_Your objective_.
Read through the listing below and return only the lines containing "structured".

Start of Records to use

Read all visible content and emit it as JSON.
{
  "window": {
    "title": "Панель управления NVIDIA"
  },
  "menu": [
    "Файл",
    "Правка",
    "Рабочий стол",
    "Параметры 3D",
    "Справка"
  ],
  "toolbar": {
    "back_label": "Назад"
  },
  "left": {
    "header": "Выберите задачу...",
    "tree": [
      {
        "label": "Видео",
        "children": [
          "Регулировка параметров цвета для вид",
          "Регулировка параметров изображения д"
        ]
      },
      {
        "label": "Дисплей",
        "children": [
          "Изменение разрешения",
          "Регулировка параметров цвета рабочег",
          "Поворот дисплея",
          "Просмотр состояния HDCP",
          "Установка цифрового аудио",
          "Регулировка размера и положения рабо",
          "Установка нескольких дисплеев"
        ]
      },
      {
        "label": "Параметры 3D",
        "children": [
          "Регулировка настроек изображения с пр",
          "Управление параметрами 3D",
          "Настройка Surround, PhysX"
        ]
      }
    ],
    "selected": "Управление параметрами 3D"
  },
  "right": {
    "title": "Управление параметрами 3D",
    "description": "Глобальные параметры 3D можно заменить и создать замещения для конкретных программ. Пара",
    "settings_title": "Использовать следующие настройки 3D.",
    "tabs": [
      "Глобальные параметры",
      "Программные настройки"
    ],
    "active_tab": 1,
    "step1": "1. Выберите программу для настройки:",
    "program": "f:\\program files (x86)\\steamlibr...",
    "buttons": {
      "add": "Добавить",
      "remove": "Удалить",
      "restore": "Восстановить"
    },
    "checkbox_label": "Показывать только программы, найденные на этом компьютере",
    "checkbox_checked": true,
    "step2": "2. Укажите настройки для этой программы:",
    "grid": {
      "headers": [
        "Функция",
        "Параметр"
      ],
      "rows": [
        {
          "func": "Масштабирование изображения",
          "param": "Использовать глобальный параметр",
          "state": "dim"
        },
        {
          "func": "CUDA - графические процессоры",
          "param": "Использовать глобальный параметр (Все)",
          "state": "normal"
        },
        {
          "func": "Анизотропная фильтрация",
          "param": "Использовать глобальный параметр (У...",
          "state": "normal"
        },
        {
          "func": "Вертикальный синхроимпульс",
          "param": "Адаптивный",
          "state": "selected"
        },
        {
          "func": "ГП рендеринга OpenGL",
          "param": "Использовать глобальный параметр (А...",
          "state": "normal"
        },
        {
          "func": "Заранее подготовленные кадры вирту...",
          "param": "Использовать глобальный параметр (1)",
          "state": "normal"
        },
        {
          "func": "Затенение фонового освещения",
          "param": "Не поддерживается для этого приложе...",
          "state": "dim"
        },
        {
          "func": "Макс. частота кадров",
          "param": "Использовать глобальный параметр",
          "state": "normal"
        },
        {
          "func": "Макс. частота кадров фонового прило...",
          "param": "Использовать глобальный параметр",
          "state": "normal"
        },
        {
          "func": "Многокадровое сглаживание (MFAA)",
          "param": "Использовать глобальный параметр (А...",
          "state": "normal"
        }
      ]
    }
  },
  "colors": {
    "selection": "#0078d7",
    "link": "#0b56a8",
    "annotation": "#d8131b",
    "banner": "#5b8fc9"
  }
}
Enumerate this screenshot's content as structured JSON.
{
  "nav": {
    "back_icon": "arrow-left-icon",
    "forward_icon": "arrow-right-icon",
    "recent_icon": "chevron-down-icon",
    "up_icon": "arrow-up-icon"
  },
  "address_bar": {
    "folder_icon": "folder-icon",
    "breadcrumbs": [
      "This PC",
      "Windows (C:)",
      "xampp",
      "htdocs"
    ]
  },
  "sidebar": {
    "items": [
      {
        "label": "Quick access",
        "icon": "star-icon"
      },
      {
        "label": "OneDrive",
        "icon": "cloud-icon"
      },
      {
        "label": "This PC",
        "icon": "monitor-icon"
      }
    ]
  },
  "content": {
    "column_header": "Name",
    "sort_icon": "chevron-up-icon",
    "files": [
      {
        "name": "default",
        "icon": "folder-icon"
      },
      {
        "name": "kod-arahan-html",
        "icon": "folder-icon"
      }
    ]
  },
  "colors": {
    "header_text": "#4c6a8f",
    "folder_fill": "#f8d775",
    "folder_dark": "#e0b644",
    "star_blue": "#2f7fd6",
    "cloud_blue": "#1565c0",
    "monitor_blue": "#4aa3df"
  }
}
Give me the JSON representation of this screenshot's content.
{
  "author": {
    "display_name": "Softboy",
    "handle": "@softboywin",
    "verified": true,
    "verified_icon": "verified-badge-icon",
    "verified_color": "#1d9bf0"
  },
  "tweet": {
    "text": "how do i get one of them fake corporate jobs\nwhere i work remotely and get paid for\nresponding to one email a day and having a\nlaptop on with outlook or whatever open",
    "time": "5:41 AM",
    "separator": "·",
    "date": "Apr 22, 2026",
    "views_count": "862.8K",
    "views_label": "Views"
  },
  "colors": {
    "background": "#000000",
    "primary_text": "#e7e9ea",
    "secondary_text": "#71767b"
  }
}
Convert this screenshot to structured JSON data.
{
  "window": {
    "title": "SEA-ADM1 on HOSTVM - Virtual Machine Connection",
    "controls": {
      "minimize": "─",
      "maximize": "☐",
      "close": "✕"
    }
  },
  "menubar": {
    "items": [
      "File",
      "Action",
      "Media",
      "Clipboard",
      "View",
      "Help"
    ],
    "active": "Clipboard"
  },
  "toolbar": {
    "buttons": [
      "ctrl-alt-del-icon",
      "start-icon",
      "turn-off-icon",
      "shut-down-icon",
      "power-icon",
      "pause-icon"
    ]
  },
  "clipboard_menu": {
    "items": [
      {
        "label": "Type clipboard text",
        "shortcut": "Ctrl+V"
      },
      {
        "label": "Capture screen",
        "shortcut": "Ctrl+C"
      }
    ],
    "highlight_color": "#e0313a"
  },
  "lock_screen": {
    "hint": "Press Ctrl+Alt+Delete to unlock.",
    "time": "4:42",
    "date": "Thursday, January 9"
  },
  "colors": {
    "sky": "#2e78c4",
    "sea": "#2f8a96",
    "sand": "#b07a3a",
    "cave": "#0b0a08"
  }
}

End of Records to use

_Task answer_.
Enumerate this screenshot's content as structured JSON.
Convert this screenshot to structured JSON data.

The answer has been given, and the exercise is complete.